ACTIVITY
What lines of the data below include the word "this"? Report them by copying each.

DATA RECORDS
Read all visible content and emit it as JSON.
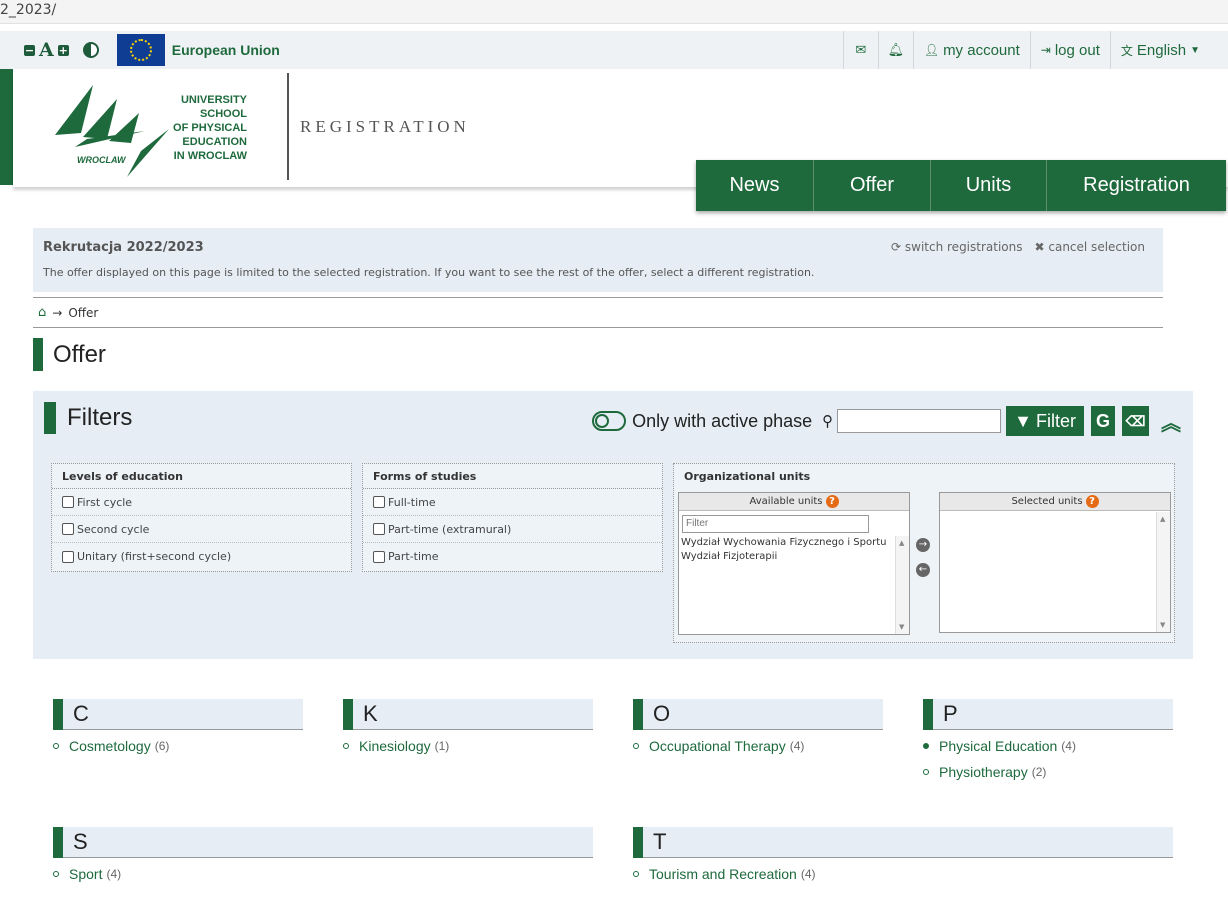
{
  "browser": {
    "url_fragment": "2_2023/"
  },
  "topbar": {
    "font_decrease": "−",
    "font_letter": "A",
    "font_increase": "+",
    "eu_label": "European Union",
    "mail_icon": "envelope-icon",
    "bell_icon": "bell-icon",
    "account_label": "my account",
    "logout_label": "log out",
    "language_label": "English"
  },
  "header": {
    "logo_text": "WROCLAW",
    "university_lines": [
      "UNIVERSITY",
      "SCHOOL",
      "OF PHYSICAL",
      "EDUCATION",
      "IN WROCLAW"
    ],
    "section_title": "REGISTRATION"
  },
  "nav": {
    "items": [
      {
        "label": "News"
      },
      {
        "label": "Offer"
      },
      {
        "label": "Units"
      },
      {
        "label": "Registration"
      }
    ]
  },
  "registration_banner": {
    "title": "Rekrutacja 2022/2023",
    "description": "The offer displayed on this page is limited to the selected registration. If you want to see the rest of the offer, select a different registration.",
    "switch_label": "switch registrations",
    "cancel_label": "cancel selection"
  },
  "breadcrumb": {
    "arrow": "→",
    "current": "Offer"
  },
  "page_title": "Offer",
  "filters": {
    "title": "Filters",
    "active_phase_label": "Only with active phase",
    "search_value": "",
    "filter_button": "Filter",
    "g_button": "G",
    "levels": {
      "title": "Levels of education",
      "options": [
        "First cycle",
        "Second cycle",
        "Unitary (first+second cycle)"
      ]
    },
    "forms": {
      "title": "Forms of studies",
      "options": [
        "Full-time",
        "Part-time (extramural)",
        "Part-time"
      ]
    },
    "units": {
      "title": "Organizational units",
      "available_title": "Available units",
      "selected_title": "Selected units",
      "filter_placeholder": "Filter",
      "available": [
        "Wydział Wychowania Fizycznego i Sportu",
        "Wydział Fizjoterapii"
      ],
      "selected": []
    }
  },
  "offer_index": [
    {
      "letter": "C",
      "items": [
        {
          "label": "Cosmetology",
          "count": "(6)"
        }
      ]
    },
    {
      "letter": "K",
      "items": [
        {
          "label": "Kinesiology",
          "count": "(1)"
        }
      ]
    },
    {
      "letter": "O",
      "items": [
        {
          "label": "Occupational Therapy",
          "count": "(4)"
        }
      ]
    },
    {
      "letter": "P",
      "items": [
        {
          "label": "Physical Education",
          "count": "(4)"
        },
        {
          "label": "Physiotherapy",
          "count": "(2)"
        }
      ]
    },
    {
      "letter": "S",
      "items": [
        {
          "label": "Sport",
          "count": "(4)"
        }
      ]
    },
    {
      "letter": "T",
      "items": [
        {
          "label": "Tourism and Recreation",
          "count": "(4)"
        }
      ]
    }
  ],
  "colors": {
    "brand_green": "#1e6a3d",
    "panel_blue": "#e6edf4",
    "help_orange": "#e56a15"
  }
}
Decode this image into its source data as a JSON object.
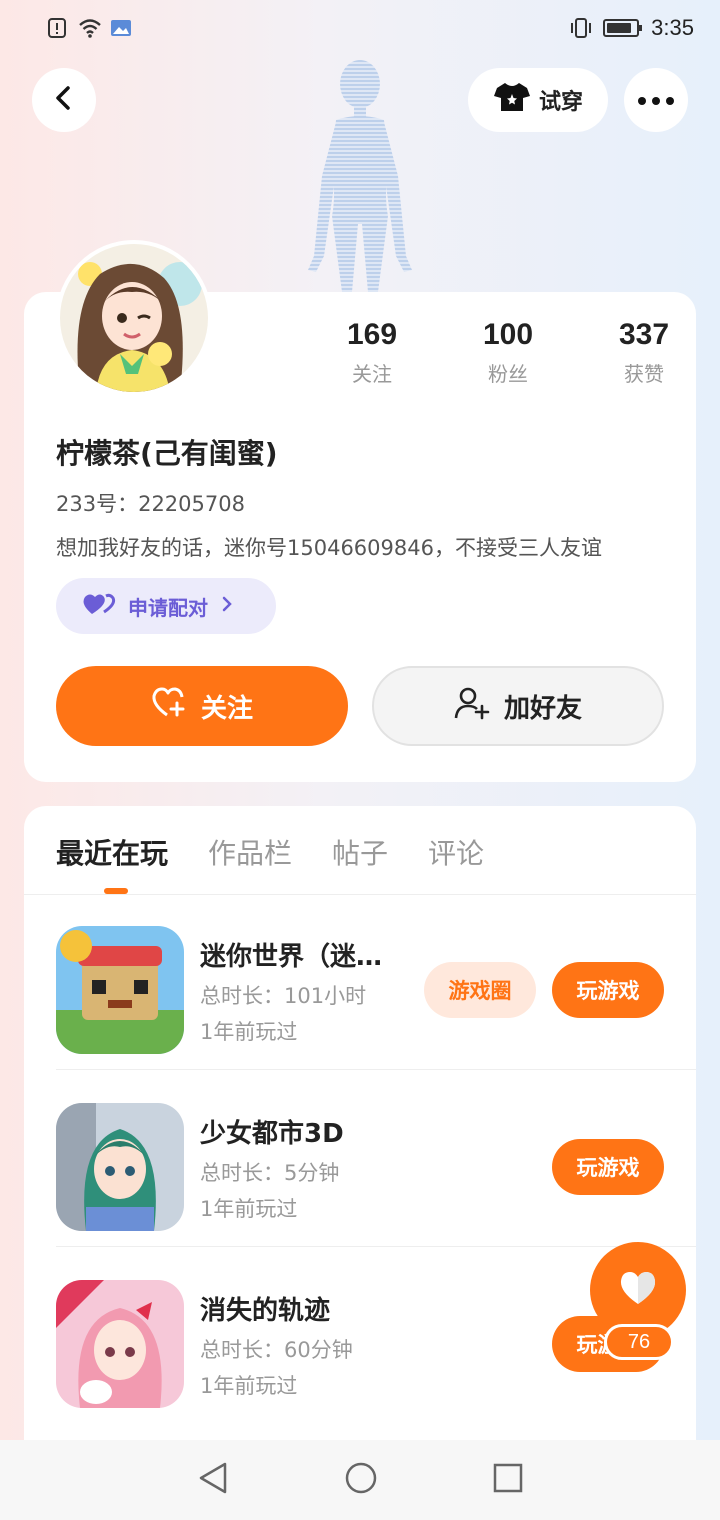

TASK RESPONSE
    "description": "The offer displayed on this page is limited to the selected registration. If you want to see the rest of the offer, select a different registration.",
Decode this image into its source data as a JSON object.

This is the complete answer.